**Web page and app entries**

★ ★ ★ ★ ★

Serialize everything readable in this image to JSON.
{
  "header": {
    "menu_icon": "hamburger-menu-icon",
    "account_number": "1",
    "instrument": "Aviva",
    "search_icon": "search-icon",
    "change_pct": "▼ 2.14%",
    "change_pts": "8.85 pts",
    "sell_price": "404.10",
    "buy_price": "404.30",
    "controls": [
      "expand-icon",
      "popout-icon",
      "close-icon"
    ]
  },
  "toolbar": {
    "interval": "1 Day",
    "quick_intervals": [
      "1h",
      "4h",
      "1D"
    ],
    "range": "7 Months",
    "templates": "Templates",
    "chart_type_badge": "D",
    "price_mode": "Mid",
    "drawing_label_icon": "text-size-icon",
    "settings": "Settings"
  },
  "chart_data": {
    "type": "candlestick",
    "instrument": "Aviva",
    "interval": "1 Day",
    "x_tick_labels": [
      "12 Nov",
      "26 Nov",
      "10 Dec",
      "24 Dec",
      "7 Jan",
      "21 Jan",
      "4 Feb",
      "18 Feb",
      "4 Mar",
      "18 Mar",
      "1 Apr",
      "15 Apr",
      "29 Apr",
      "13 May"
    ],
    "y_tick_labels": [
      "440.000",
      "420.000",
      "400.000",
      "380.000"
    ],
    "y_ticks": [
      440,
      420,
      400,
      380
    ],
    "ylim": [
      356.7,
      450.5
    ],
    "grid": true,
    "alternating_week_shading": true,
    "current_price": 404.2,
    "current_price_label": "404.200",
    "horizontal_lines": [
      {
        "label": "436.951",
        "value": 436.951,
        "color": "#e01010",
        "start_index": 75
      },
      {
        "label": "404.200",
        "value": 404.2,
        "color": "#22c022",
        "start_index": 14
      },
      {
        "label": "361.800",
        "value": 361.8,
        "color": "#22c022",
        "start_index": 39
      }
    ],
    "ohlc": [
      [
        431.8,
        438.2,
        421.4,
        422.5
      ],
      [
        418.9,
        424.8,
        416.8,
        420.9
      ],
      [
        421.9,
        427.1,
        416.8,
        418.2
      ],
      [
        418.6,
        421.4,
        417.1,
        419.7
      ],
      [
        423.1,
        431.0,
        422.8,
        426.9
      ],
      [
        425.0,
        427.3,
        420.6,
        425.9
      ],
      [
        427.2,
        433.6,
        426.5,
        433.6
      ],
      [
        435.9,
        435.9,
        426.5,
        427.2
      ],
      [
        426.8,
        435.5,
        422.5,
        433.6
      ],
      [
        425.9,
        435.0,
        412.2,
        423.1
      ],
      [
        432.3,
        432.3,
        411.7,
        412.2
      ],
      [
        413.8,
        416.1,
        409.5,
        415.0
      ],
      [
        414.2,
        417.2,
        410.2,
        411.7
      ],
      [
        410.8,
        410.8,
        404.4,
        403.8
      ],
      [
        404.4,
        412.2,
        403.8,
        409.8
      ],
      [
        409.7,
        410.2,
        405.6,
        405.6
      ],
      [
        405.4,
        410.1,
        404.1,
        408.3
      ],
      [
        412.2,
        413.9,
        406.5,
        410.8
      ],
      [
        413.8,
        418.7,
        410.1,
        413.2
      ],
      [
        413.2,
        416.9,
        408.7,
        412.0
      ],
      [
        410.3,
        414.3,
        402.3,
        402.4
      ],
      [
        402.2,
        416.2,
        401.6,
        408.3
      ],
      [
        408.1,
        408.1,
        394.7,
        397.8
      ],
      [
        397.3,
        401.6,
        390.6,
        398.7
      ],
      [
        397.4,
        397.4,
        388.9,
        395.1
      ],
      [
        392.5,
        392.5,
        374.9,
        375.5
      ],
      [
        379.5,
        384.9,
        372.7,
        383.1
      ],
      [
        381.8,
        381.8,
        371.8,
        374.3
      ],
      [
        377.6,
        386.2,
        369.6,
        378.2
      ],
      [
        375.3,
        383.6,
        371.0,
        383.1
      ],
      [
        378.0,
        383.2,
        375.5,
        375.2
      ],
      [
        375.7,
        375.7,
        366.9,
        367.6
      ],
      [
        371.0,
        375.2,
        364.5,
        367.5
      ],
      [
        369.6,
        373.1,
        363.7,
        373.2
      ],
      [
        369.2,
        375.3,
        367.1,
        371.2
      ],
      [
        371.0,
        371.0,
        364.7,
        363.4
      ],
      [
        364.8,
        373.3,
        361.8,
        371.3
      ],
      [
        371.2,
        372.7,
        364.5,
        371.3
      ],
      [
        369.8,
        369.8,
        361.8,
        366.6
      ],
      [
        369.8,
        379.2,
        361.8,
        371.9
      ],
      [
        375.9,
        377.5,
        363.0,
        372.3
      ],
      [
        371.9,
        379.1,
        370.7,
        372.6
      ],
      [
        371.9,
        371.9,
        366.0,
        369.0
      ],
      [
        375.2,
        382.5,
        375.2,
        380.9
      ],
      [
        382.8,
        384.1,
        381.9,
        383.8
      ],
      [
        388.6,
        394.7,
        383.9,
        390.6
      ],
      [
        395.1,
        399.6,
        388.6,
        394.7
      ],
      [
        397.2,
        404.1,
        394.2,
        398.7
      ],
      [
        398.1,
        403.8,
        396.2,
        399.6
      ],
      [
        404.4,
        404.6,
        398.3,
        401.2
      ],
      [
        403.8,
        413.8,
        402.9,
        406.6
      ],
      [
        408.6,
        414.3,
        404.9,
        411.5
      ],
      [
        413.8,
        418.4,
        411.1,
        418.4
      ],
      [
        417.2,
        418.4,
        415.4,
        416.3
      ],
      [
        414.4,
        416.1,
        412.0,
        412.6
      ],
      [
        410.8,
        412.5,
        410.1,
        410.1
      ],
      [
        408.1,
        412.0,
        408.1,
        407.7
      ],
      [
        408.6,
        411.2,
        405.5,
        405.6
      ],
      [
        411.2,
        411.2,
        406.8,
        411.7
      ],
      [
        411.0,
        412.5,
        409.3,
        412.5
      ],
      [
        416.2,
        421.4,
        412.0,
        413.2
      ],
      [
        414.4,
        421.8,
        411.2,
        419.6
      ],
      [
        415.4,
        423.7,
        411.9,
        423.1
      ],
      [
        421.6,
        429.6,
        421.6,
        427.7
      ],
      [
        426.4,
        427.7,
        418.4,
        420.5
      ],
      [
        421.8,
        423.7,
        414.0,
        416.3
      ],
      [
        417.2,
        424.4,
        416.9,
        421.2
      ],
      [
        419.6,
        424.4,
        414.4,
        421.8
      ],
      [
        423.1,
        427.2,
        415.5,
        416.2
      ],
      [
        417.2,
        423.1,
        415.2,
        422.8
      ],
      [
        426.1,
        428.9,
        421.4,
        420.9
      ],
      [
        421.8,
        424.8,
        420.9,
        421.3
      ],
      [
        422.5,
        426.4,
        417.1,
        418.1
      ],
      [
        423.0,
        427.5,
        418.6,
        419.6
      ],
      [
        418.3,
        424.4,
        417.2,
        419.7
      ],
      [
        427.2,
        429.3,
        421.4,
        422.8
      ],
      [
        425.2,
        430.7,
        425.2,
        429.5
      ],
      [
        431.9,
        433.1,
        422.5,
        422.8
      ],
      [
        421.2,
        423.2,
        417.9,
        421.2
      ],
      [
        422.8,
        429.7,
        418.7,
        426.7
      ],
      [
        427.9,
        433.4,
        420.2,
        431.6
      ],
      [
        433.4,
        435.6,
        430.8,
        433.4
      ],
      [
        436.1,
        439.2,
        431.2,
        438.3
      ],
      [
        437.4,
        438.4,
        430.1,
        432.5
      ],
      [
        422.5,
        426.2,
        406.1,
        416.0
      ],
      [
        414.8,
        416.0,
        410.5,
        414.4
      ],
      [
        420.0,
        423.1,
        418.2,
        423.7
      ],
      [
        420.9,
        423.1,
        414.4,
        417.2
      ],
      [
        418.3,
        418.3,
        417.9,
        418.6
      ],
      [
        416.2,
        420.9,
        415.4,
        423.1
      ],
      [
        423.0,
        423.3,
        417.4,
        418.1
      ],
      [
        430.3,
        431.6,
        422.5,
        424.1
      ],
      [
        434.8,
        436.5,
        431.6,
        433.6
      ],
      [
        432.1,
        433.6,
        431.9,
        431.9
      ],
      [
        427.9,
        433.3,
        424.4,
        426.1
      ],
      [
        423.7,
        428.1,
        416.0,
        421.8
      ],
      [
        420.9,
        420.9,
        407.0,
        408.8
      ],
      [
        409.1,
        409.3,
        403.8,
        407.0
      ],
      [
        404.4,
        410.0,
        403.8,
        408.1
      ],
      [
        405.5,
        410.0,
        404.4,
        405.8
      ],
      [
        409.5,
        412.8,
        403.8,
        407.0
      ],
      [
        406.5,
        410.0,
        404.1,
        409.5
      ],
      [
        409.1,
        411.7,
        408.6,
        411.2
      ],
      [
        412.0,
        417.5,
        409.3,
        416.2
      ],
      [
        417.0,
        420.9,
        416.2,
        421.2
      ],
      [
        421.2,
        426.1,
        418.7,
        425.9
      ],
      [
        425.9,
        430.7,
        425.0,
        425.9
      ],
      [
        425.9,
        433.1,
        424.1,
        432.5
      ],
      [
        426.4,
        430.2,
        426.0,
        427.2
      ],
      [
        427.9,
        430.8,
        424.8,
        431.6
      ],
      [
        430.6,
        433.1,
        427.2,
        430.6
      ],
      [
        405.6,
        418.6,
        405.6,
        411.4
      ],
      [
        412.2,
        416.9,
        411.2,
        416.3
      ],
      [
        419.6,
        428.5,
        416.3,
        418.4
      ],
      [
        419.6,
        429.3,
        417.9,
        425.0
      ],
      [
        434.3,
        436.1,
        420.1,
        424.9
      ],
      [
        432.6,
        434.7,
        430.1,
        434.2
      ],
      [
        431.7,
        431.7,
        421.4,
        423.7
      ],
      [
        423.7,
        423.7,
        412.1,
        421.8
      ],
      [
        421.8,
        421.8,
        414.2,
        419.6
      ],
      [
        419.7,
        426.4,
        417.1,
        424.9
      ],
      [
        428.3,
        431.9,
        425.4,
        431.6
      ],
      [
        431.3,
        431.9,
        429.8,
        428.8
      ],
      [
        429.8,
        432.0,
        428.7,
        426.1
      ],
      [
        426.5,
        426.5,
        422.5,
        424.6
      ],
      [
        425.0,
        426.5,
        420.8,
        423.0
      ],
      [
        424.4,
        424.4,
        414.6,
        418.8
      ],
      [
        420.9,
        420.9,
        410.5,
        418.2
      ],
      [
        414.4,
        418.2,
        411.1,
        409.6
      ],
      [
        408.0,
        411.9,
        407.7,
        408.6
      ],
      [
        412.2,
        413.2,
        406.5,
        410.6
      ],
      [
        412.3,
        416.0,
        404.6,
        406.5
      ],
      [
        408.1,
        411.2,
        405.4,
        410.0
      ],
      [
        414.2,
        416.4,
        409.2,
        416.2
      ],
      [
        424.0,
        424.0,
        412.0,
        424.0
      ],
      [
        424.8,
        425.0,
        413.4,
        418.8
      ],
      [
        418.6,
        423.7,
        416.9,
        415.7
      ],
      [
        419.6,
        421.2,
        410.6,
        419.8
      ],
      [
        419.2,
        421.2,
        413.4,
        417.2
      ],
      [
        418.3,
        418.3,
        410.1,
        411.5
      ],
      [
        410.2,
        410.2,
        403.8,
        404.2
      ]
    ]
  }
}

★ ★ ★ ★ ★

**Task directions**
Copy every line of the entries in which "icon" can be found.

**Exercise result**
    "menu_icon": "hamburger-menu-icon",
    "search_icon": "search-icon",
      "expand-icon",
      "popout-icon",
      "close-icon"
    "drawing_label_icon": "text-size-icon",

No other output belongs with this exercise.